Expect to see the Wizards at the bottom of the East next year. Still, that doesn’t mean they won’t be entertaining.

Is FIBA’s decision to move World Cup to year before Olympics reason for USA drop outs?

Ethan Miller/Getty Images
Leave a comment

FIBA made a mess of World Cup qualifying moving the games from the summer to during the season for the NBA and all the major European leagues. The USA qualified thanks to a team of G-League players coached by Jeff Van Gundy, but the process was not pretty. For anyone.

Now it could be another FIBA decision that has led to the rash of stars — James Harden, Anthony Davis, Bradley Beal, Damian Lillard, and others — deciding not to play for Team USA this summer.

Traditionally, the FIBA World Cup took place every four years, on the even-numbered year between Summer Olympic cycles. For example, the last World Cup was 2014, the Rio Olympics were 2016 with the Tokyo games in 2020. However, FIBA pushed this World Cup back a year to 2019 (instead of 2018) and that has changed the calculus for players, something Michael Lee of The Athletic speculated about.

For American players, the Olympics are the bigger draw, when more people watch. We grew up with the Dream Team at the Olympics, not the World Championships. That means if players have to choose, despite the allure of the Chinese market, they will choose the Olympics next year.

The other factor: The NBA feels wide open, with as many as eight teams heading into the season believing they can win the title. A lot of those contending teams have new players, which is leading players to prioritize club over country this time around.

This is different from 2004, when the NBA’s top players stayed home from the Athens Olympics because of a combination of terrorist concerns and players not liking coach Larry Brown. Today’s players love Gregg Popovich, but other concerns are weighing on them more.

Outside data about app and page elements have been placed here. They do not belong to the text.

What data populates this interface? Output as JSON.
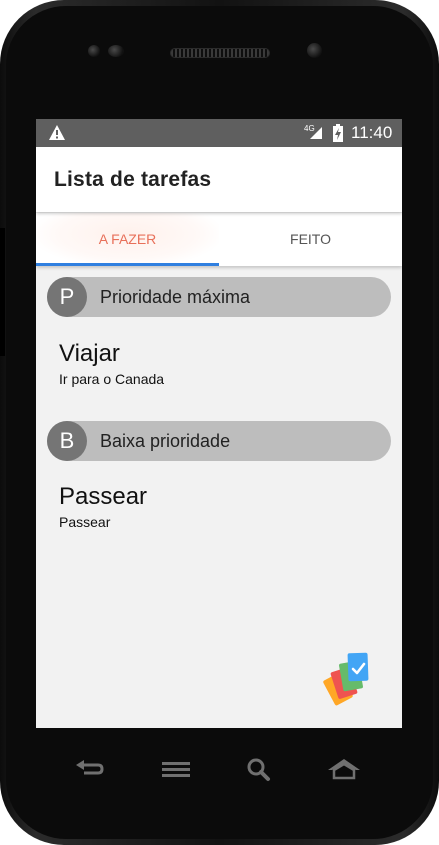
{
  "status_bar": {
    "network_type": "4G",
    "time": "11:40"
  },
  "app": {
    "title": "Lista de tarefas"
  },
  "tabs": [
    {
      "label": "A FAZER",
      "active": true
    },
    {
      "label": "FEITO",
      "active": false
    }
  ],
  "sections": [
    {
      "badge": "P",
      "label": "Prioridade máxima",
      "tasks": [
        {
          "title": "Viajar",
          "description": "Ir para o Canada"
        }
      ]
    },
    {
      "badge": "B",
      "label": "Baixa prioridade",
      "tasks": [
        {
          "title": "Passear",
          "description": "Passear"
        }
      ]
    }
  ],
  "colors": {
    "accent_tab_text": "#e8705a",
    "tab_indicator": "#2f7fe0",
    "section_header_bg": "#bdbdbd",
    "section_badge_bg": "#757575",
    "screen_bg": "#f2f2f2",
    "status_bar_bg": "#5f5f5f",
    "logo_check_blue": "#42a5f5"
  },
  "icons": {
    "status": [
      "warning-icon",
      "signal-icon",
      "battery-icon"
    ],
    "fab": "task-cards-logo-icon",
    "navigation": [
      "back-icon",
      "menu-icon",
      "search-icon",
      "home-icon"
    ]
  }
}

It has left team USA without the biggest stars of the game — Kemba Walker is the only All-NBA player on the roster — but USA Basketball has such a depth of talent that they are still the World Cup favorites. The margin for error just got a lot smaller, however.

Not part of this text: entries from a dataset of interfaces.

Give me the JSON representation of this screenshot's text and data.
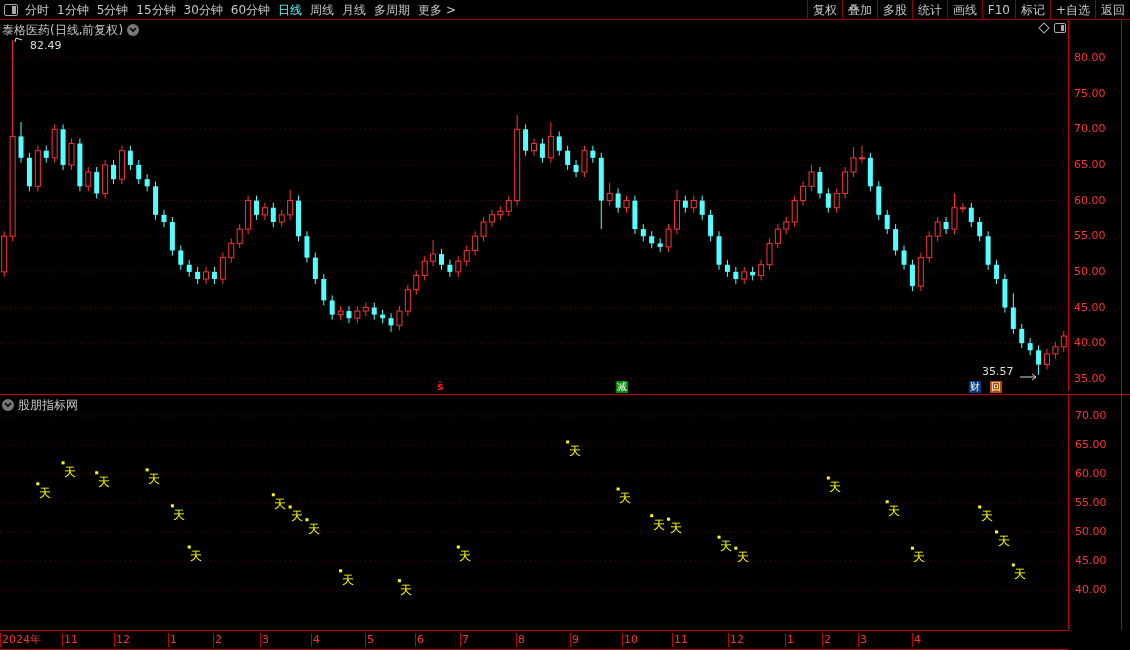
{
  "toolbar": {
    "periods": [
      {
        "label": "分时",
        "selected": false
      },
      {
        "label": "1分钟",
        "selected": false
      },
      {
        "label": "5分钟",
        "selected": false
      },
      {
        "label": "15分钟",
        "selected": false
      },
      {
        "label": "30分钟",
        "selected": false
      },
      {
        "label": "60分钟",
        "selected": false
      },
      {
        "label": "日线",
        "selected": true
      },
      {
        "label": "周线",
        "selected": false
      },
      {
        "label": "月线",
        "selected": false
      },
      {
        "label": "多周期",
        "selected": false
      },
      {
        "label": "更多 >",
        "selected": false
      }
    ],
    "actions": [
      "复权",
      "叠加",
      "多股",
      "统计",
      "画线",
      "F10",
      "标记",
      "+自选",
      "返回"
    ]
  },
  "price_panel": {
    "title": "泰格医药(日线,前复权)",
    "high_label": "82.49",
    "low_label": "35.57",
    "chart_data": {
      "type": "candlestick",
      "ylim": [
        32.73,
        85.33
      ],
      "grid": true,
      "yticks": [
        {
          "value": 80,
          "label": "80.00"
        },
        {
          "value": 75,
          "label": "75.00"
        },
        {
          "value": 70,
          "label": "70.00"
        },
        {
          "value": 65,
          "label": "65.00"
        },
        {
          "value": 60,
          "label": "60.00"
        },
        {
          "value": 55,
          "label": "55.00"
        },
        {
          "value": 50,
          "label": "50.00"
        },
        {
          "value": 45,
          "label": "45.00"
        },
        {
          "value": 40,
          "label": "40.00"
        },
        {
          "value": 35,
          "label": "35.00"
        }
      ],
      "categories": [
        null,
        null,
        null,
        null,
        null,
        null,
        null,
        null,
        null,
        null,
        null,
        null,
        null,
        null,
        null,
        null,
        null,
        null,
        null,
        null,
        null,
        null,
        null,
        null,
        null,
        null,
        null,
        null,
        null,
        null,
        null,
        null,
        null,
        null,
        null,
        null,
        null,
        null,
        null,
        null,
        null,
        null,
        null,
        null,
        null,
        null,
        null,
        null,
        null,
        null,
        null,
        null,
        null,
        null,
        null,
        null,
        null,
        null,
        null,
        null,
        null,
        null,
        null,
        null,
        null,
        null,
        null,
        null,
        null,
        null,
        null,
        null,
        null,
        null,
        null,
        null,
        null,
        null,
        null,
        null,
        null,
        null,
        null,
        null,
        null,
        null,
        null,
        null,
        null,
        null,
        null,
        null,
        null,
        null,
        null,
        null,
        null,
        null,
        null,
        null,
        null,
        null,
        null,
        null,
        null,
        null,
        null,
        null,
        null,
        null,
        null,
        null,
        null,
        null,
        null,
        null,
        null,
        null,
        null,
        null,
        null,
        null,
        null,
        null,
        null,
        null,
        null
      ],
      "ohlc": [
        [
          50,
          55.7,
          49.3,
          55
        ],
        [
          55,
          82.49,
          54.3,
          69
        ],
        [
          69,
          71,
          65.3,
          66
        ],
        [
          66,
          66.7,
          61.3,
          62
        ],
        [
          62,
          67.7,
          61.3,
          67
        ],
        [
          67,
          67.7,
          65.3,
          66
        ],
        [
          66,
          70.7,
          65.3,
          70
        ],
        [
          70,
          70.7,
          64.3,
          65
        ],
        [
          65,
          68.7,
          64.3,
          68
        ],
        [
          68,
          68.7,
          61.3,
          62
        ],
        [
          62,
          64.7,
          61.3,
          64
        ],
        [
          64,
          64.7,
          60.3,
          61
        ],
        [
          61,
          65.7,
          60.3,
          65
        ],
        [
          65,
          65.7,
          62.3,
          63
        ],
        [
          63,
          67.7,
          62.3,
          67
        ],
        [
          67,
          67.7,
          64.3,
          65
        ],
        [
          65,
          65.7,
          62.3,
          63
        ],
        [
          63,
          63.7,
          61.3,
          62
        ],
        [
          62,
          62.7,
          57.3,
          58
        ],
        [
          58,
          58.7,
          56.3,
          57
        ],
        [
          57,
          57.7,
          52.3,
          53
        ],
        [
          53,
          53.7,
          50.3,
          51
        ],
        [
          51,
          51.7,
          49.3,
          50
        ],
        [
          50,
          50.7,
          48.3,
          49
        ],
        [
          49,
          50.7,
          48.3,
          50
        ],
        [
          50,
          50.7,
          48.3,
          49
        ],
        [
          49,
          52.7,
          48.3,
          52
        ],
        [
          52,
          54.7,
          51.3,
          54
        ],
        [
          54,
          56.7,
          53.3,
          56
        ],
        [
          56,
          60.7,
          55.3,
          60
        ],
        [
          60,
          60.7,
          57.3,
          58
        ],
        [
          58,
          59.7,
          57.3,
          59
        ],
        [
          59,
          59.7,
          56.3,
          57
        ],
        [
          57,
          58.7,
          56.3,
          58
        ],
        [
          58,
          61.5,
          57.3,
          60
        ],
        [
          60,
          60.7,
          54.3,
          55
        ],
        [
          55,
          55.7,
          51.3,
          52
        ],
        [
          52,
          52.7,
          48.3,
          49
        ],
        [
          49,
          49.7,
          45.3,
          46
        ],
        [
          46,
          46.7,
          43.3,
          44
        ],
        [
          44,
          45.2,
          43.3,
          44.5
        ],
        [
          44.5,
          45.2,
          42.8,
          43.5
        ],
        [
          43.5,
          45.2,
          42.8,
          44.5
        ],
        [
          44.5,
          45.7,
          43.8,
          45
        ],
        [
          45,
          45.7,
          43.3,
          44
        ],
        [
          44,
          44.7,
          42.8,
          43.5
        ],
        [
          43.5,
          44.2,
          41.6,
          42.5
        ],
        [
          42.5,
          45.2,
          41.8,
          44.5
        ],
        [
          44.5,
          48.2,
          43.8,
          47.5
        ],
        [
          47.5,
          50.2,
          46.8,
          49.5
        ],
        [
          49.5,
          52.2,
          48.8,
          51.5
        ],
        [
          51.5,
          54.5,
          50.8,
          52.5
        ],
        [
          52.5,
          53.2,
          50.3,
          51
        ],
        [
          51,
          51.7,
          49.3,
          50
        ],
        [
          50,
          52.2,
          49.3,
          51.5
        ],
        [
          51.5,
          53.7,
          50.8,
          53
        ],
        [
          53,
          55.7,
          52.3,
          55
        ],
        [
          55,
          57.7,
          54.3,
          57
        ],
        [
          57,
          58.7,
          56.3,
          58
        ],
        [
          58,
          59.2,
          57.3,
          58.5
        ],
        [
          58.5,
          60.7,
          57.8,
          60
        ],
        [
          60,
          72,
          59.3,
          70
        ],
        [
          70,
          70.7,
          66.3,
          67
        ],
        [
          67,
          68.7,
          66.3,
          68
        ],
        [
          68,
          68.7,
          65.3,
          66
        ],
        [
          66,
          71,
          65.3,
          69
        ],
        [
          69,
          69.7,
          66.3,
          67
        ],
        [
          67,
          67.7,
          64.3,
          65
        ],
        [
          65,
          65.7,
          63.3,
          64
        ],
        [
          64,
          67.7,
          63.3,
          67
        ],
        [
          67,
          67.7,
          65.3,
          66
        ],
        [
          66,
          66.7,
          56,
          60
        ],
        [
          60,
          62.5,
          59.3,
          61
        ],
        [
          61,
          61.7,
          58.3,
          59
        ],
        [
          59,
          60.7,
          58.3,
          60
        ],
        [
          60,
          60.7,
          55.3,
          56
        ],
        [
          56,
          56.7,
          54.3,
          55
        ],
        [
          55,
          55.7,
          53.3,
          54
        ],
        [
          54,
          54.7,
          52.8,
          53.5
        ],
        [
          53.5,
          56.7,
          52.8,
          56
        ],
        [
          56,
          61.5,
          55.3,
          60
        ],
        [
          60,
          60.7,
          58.3,
          59
        ],
        [
          59,
          60.7,
          58.3,
          60
        ],
        [
          60,
          60.7,
          57.3,
          58
        ],
        [
          58,
          58.7,
          54.3,
          55
        ],
        [
          55,
          55.7,
          50.3,
          51
        ],
        [
          51,
          51.7,
          49.3,
          50
        ],
        [
          50,
          50.7,
          48.3,
          49
        ],
        [
          49,
          50.7,
          48.3,
          50
        ],
        [
          50,
          50.7,
          48.8,
          49.5
        ],
        [
          49.5,
          51.7,
          48.8,
          51
        ],
        [
          51,
          54.7,
          50.3,
          54
        ],
        [
          54,
          56.7,
          53.3,
          56
        ],
        [
          56,
          57.7,
          55.3,
          57
        ],
        [
          57,
          60.7,
          56.3,
          60
        ],
        [
          60,
          62.7,
          59.3,
          62
        ],
        [
          62,
          65,
          61.3,
          64
        ],
        [
          64,
          64.7,
          60.3,
          61
        ],
        [
          61,
          61.7,
          58.3,
          59
        ],
        [
          59,
          61.7,
          58.3,
          61
        ],
        [
          61,
          64.7,
          60.3,
          64
        ],
        [
          64,
          67.5,
          63.3,
          66
        ],
        [
          66,
          67.7,
          65.3,
          66
        ],
        [
          66,
          66.7,
          61.3,
          62
        ],
        [
          62,
          62.7,
          57.3,
          58
        ],
        [
          58,
          58.7,
          55.3,
          56
        ],
        [
          56,
          56.7,
          52.3,
          53
        ],
        [
          53,
          53.7,
          50.3,
          51
        ],
        [
          51,
          51.7,
          47.3,
          48
        ],
        [
          48,
          52.7,
          47.3,
          52
        ],
        [
          52,
          55.7,
          51.3,
          55
        ],
        [
          55,
          57.7,
          54.3,
          57
        ],
        [
          57,
          57.7,
          55.3,
          56
        ],
        [
          56,
          61,
          55.3,
          59
        ],
        [
          59,
          59.7,
          58.3,
          59
        ],
        [
          59,
          59.7,
          56.3,
          57
        ],
        [
          57,
          57.7,
          54.3,
          55
        ],
        [
          55,
          55.7,
          50.3,
          51
        ],
        [
          51,
          51.7,
          48.3,
          49
        ],
        [
          49,
          49.7,
          44.3,
          45
        ],
        [
          45,
          47,
          41.3,
          42
        ],
        [
          42,
          42.7,
          39.3,
          40
        ],
        [
          40,
          40.7,
          38.3,
          39
        ],
        [
          39,
          39.7,
          35.57,
          37
        ],
        [
          37,
          39.2,
          36.3,
          38.5
        ],
        [
          38.5,
          40.2,
          37.8,
          39.5
        ],
        [
          39.5,
          41.7,
          38.8,
          41
        ]
      ]
    },
    "events": [
      {
        "kind": "dividend",
        "text": "ŝ"
      },
      {
        "kind": "reduce",
        "text": "减"
      },
      {
        "kind": "finance",
        "text": "财"
      },
      {
        "kind": "buyback",
        "text": "回"
      }
    ]
  },
  "indicator_panel": {
    "title": "股朋指标网",
    "chart_data": {
      "type": "scatter",
      "ylim": [
        33.1,
        73.6
      ],
      "grid": true,
      "categories": [
        null,
        null,
        null,
        null,
        null,
        null,
        null,
        null,
        null,
        null,
        null,
        null,
        null,
        null,
        null,
        null,
        null,
        null,
        null,
        null,
        null,
        null,
        null,
        null,
        null,
        null,
        null,
        null,
        null,
        null,
        null,
        null,
        null,
        null,
        null,
        null,
        null,
        null,
        null,
        null,
        null,
        null,
        null,
        null,
        null,
        null,
        null,
        null,
        null,
        null,
        null,
        null,
        null,
        null,
        null,
        null,
        null,
        null,
        null,
        null,
        null,
        null,
        null,
        null,
        null,
        null,
        null,
        null,
        null,
        null,
        null,
        null,
        null,
        null,
        null,
        null,
        null,
        null,
        null,
        null,
        null,
        null,
        null,
        null,
        null,
        null,
        null,
        null,
        null,
        null,
        null,
        null,
        null,
        null,
        null,
        null,
        null,
        null,
        null,
        null,
        null,
        null,
        null,
        null,
        null,
        null,
        null,
        null,
        null,
        null,
        null,
        null,
        null,
        null,
        null,
        null,
        null,
        null,
        null,
        null,
        null,
        null,
        null,
        null,
        null,
        null,
        null
      ],
      "values": [
        null,
        null,
        null,
        null,
        58.3,
        null,
        null,
        61.9,
        null,
        null,
        null,
        60.2,
        null,
        null,
        null,
        null,
        null,
        60.7,
        null,
        null,
        54.5,
        null,
        47.4,
        null,
        null,
        null,
        null,
        null,
        null,
        null,
        null,
        null,
        56.4,
        null,
        54.3,
        null,
        52.1,
        null,
        null,
        null,
        43.3,
        null,
        null,
        null,
        null,
        null,
        null,
        41.6,
        null,
        null,
        null,
        null,
        null,
        null,
        47.4,
        null,
        null,
        null,
        null,
        null,
        null,
        null,
        null,
        null,
        null,
        null,
        null,
        65.5,
        null,
        null,
        null,
        null,
        null,
        57.4,
        null,
        null,
        null,
        52.8,
        null,
        52.2,
        null,
        null,
        null,
        null,
        null,
        49.1,
        null,
        47.2,
        null,
        null,
        null,
        null,
        null,
        null,
        null,
        null,
        null,
        null,
        59.3,
        null,
        null,
        null,
        null,
        null,
        null,
        55.2,
        null,
        null,
        47.2,
        null,
        null,
        null,
        null,
        null,
        null,
        null,
        54.3,
        null,
        50.0,
        null,
        44.3,
        null,
        null,
        null,
        null,
        null,
        null
      ],
      "value_labels": [
        null,
        null,
        null,
        null,
        "天",
        null,
        null,
        "天",
        null,
        null,
        null,
        "天",
        null,
        null,
        null,
        null,
        null,
        "天",
        null,
        null,
        "天",
        null,
        "天",
        null,
        null,
        null,
        null,
        null,
        null,
        null,
        null,
        null,
        "天",
        null,
        "天",
        null,
        "天",
        null,
        null,
        null,
        "天",
        null,
        null,
        null,
        null,
        null,
        null,
        "天",
        null,
        null,
        null,
        null,
        null,
        null,
        "天",
        null,
        null,
        null,
        null,
        null,
        null,
        null,
        null,
        null,
        null,
        null,
        null,
        "天",
        null,
        null,
        null,
        null,
        null,
        "天",
        null,
        null,
        null,
        "天",
        null,
        "天",
        null,
        null,
        null,
        null,
        null,
        "天",
        null,
        "天",
        null,
        null,
        null,
        null,
        null,
        null,
        null,
        null,
        null,
        null,
        "天",
        null,
        null,
        null,
        null,
        null,
        null,
        "天",
        null,
        null,
        "天",
        null,
        null,
        null,
        null,
        null,
        null,
        null,
        "天",
        null,
        "天",
        null,
        "天",
        null,
        null,
        null,
        null,
        null,
        null
      ],
      "yticks": [
        {
          "value": 70,
          "label": "70.00"
        },
        {
          "value": 65,
          "label": "65.00"
        },
        {
          "value": 60,
          "label": "60.00"
        },
        {
          "value": 55,
          "label": "55.00"
        },
        {
          "value": 50,
          "label": "50.00"
        },
        {
          "value": 45,
          "label": "45.00"
        },
        {
          "value": 40,
          "label": "40.00"
        }
      ]
    }
  },
  "date_axis": [
    "2024年",
    "11",
    "12",
    "1",
    "2",
    "3",
    "4",
    "5",
    "6",
    "7",
    "8",
    "9",
    "10",
    "11",
    "12",
    "1",
    "2",
    "3",
    "4"
  ]
}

Giannis Antetokounmpo was working on jump shot with Kyle Korver (VIDEO)

Jonathan Daniel/Getty Images
Leave a comment

Giannis Antetokounmpo‘s jumper is getting better. Last season after the All-Star break he shot 31.5 percent from three (up from 22.3 before the ASG) and in the playoffs that jumped to 32.7 percent. He struggled on catch-and-shoot threes in those final 19 games after the ASG, shooting just 16.7 percent, but off the bounce he shot 33.8 percent after the break. Also, all of last season he didn’t take many long twos, but when he did he shot 41 percent on them.

What would make his jumper better? Working on his shot with the newest Buck, Kyle Korver.

Which is happening.

Be afraid NBA. Be very afraid.

Antetokounmpo recently said he is only at about 60 percent of his potential. If he can start to consistently hit threes off the bounce when defenses sag back off the pick-and-roll (trying to take away his drives), he might become unstoppable. Or, more unstoppable. If that’s a thing.